Social protection and income transfer programs directed to the most vulnerable populations are fitting examples of public policies at this moment, as well as the strengthening of school feeding programs and public procurement. In addition, I want to emphasize that hunger is not only a challenge for national governments, but also municipal, state, and civil society governments, both in Brazil and throughout our region. 

You cited the strengthening of existing programs, such as school feeding and public procurement. How do you ensure the permanence of these policies? 

It is crucial that civil society takes action and that the political class is aware of the importance of these policies in Brazil and the region. School feeding programs regularly provide food to about 20% of the country’s population and reduce the pressure of food insecurity, which has been observed in the pandemic period. 

In addition, they boost the local economy with public purchases from family farmers around schools, acting against hunger in a cross-sectional way and generating benefits for all involved in this broad chain. I like to say that school feeding is a win-win policy, a “gamechanger”, and a great driver to promote fairer, more sustainable, and resilient food systems. 

What is the impact of this policy today in our region? 

Every school day, Brazil’s 41 million students have access to fresh, healthy, and nutritious food, most of which are purchased from local family farmers. Furthermore, these programs implement food and nutrition education actions, which are especially important to promote healthy and sustainable consumption habits in new generations. In our region, 85 million students are served, and we need to strengthen and consolidate school feeding programmes, as the Brazil-FAO International Cooperation has been doing. 

Governments should encourage the sustainable production, supply, and consumption of nutritious food. Healthy diets must be less costly and more accessible, which can be ensured by supporting family farming. Supporting family farming means generating income for millions of people, promoting local territorial development, reducing rural migration, and ensuring healthy and nutritious food for populations. 

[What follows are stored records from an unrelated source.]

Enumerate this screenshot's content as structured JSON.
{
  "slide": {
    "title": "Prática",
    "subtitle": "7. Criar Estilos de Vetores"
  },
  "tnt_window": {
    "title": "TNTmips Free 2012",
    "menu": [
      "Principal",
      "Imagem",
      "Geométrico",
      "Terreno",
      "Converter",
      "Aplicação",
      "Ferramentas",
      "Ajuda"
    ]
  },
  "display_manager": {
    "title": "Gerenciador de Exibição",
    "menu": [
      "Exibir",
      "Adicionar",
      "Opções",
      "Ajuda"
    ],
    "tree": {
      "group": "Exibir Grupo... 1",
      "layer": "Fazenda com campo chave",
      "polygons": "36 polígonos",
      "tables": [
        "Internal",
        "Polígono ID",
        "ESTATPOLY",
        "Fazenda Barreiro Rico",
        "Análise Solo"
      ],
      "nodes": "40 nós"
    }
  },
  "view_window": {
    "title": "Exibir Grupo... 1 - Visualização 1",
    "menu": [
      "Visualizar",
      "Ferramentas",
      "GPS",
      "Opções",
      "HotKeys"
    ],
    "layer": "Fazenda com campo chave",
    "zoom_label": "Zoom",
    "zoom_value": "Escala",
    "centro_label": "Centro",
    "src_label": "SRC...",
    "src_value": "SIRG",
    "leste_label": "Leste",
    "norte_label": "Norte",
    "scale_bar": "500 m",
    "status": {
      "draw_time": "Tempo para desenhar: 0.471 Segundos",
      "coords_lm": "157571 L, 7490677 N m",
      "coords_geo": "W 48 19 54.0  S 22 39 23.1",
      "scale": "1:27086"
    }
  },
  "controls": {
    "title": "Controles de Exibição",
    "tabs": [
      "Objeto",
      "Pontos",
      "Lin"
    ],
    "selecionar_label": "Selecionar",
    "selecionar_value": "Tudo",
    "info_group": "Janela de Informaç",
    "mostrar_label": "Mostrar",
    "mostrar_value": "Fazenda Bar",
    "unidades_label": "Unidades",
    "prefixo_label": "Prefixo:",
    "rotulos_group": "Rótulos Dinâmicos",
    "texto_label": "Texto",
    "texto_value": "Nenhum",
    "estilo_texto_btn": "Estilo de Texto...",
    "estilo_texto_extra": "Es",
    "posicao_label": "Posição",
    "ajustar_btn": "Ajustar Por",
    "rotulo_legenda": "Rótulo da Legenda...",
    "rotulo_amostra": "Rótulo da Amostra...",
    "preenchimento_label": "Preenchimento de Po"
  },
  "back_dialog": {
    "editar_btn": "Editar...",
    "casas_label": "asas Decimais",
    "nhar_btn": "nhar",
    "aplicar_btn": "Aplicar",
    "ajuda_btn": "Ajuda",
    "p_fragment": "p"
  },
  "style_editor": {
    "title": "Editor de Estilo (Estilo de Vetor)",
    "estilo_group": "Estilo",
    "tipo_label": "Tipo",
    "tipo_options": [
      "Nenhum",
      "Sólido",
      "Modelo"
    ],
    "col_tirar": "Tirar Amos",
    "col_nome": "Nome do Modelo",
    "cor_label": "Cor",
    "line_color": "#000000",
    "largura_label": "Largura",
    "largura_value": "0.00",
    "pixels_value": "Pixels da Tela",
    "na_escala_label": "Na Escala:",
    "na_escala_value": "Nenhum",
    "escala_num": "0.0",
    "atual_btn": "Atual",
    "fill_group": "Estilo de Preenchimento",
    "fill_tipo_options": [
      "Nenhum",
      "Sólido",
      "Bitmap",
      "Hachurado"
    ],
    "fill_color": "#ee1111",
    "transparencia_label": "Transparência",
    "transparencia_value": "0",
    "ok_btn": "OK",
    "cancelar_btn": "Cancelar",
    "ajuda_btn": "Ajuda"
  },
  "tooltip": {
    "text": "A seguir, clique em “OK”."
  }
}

We have another challenge in our region, which is the increase in obesity, because of the consumption of unhealthy food. This problem also affects children, who will be the future’s consumers, and if they are overweight, we will have a generation with non-communicable diseases in the future. Can you talk more about the role of school feeding to face this challenge?  

This is another key point of school feeding. Through the implementation of food and nutrition education actions, school feeding allows students to become aware of the nutritional and environmental impacts of their consumption choices. This is knowledge for life, a knowledge that radiates to their families and their future. 

Therefore, in addition to guaranteeing healthy and nutritious food for students, by connecting the purchase of food to family farming, the school feeding program promotes the income and development of local farmers. It is essential for the transformation of food systems to ensure the construction of short circuits of production and consumption. 

Parallel to this, it is necessary to develop policies capable of promoting changes in consumer behavior that will have results in health, the environment, and various other sectors. Ending hunger and obesity will only be possible if we transform our food systems to provide better nutrition, better production, better environment, and better quality of life, leaving no one behind.